Pastor Wayne Scott Creach not only routinely carried his .45 caliber pistol on his property, he was known by police to hold theft suspects at gunpoint until officers could arrive and once chased a fleeing suspect several blocks before apprehending him by threatening to "blow his head off." That report was among the 21 contacts Spokane County Sheriff’s Office deputies had with Creach or his business, the Plant Farm, over the last five years, according to records obtained by The Spokesman-Review.
The Spokane Police Department announced Thursday that it is still seeking potential witnesses who may have seen or heard the encounter on Aug. 25 when Deputy Brian Hirzel shot and killed Pastor Wayne Scott Creach in Spokane Valley.
Spokane County Sheriff Ozzie Knezovich is frustrated and caught off-guard by the public reaction to the decision to allow Deputy Brian Hirzel to leave for vacation just hours after he shot and killed a Spokane Valley pastor late last month.

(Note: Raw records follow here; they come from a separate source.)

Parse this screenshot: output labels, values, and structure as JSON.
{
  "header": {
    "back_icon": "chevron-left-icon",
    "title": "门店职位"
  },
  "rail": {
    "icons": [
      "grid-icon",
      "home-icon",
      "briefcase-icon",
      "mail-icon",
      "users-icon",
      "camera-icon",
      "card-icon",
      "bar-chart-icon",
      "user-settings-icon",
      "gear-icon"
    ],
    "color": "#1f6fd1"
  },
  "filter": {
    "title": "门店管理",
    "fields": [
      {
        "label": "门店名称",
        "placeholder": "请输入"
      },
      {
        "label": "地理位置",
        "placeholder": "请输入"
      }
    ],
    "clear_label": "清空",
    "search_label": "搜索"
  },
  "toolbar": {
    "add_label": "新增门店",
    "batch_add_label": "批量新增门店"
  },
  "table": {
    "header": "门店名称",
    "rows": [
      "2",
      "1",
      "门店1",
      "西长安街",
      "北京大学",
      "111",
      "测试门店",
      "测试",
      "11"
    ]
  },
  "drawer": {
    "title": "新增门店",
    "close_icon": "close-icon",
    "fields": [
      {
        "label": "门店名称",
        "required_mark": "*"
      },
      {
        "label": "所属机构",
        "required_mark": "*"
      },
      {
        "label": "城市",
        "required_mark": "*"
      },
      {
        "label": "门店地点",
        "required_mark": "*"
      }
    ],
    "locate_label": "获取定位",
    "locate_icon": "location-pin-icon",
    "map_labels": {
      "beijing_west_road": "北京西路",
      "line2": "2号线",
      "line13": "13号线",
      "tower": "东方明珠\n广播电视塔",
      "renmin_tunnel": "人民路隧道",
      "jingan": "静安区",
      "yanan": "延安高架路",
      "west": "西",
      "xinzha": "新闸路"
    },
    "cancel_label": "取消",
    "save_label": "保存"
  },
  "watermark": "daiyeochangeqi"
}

Spokane County Sheriff’s Deputy Brian Hirzel told investigators Friday that he saw Pastor Wayne Scott Creach approaching his unmarked patrol car from a distance of about 30 feet with a gun in his hand before they had a verbal confrontation. Hirzel said in a videotaped interview that he fired one shot that killed Creach on Aug. 25, according to a news release sent Friday by Spokane Police spokeswoman Officer Jennifer DeRuwe.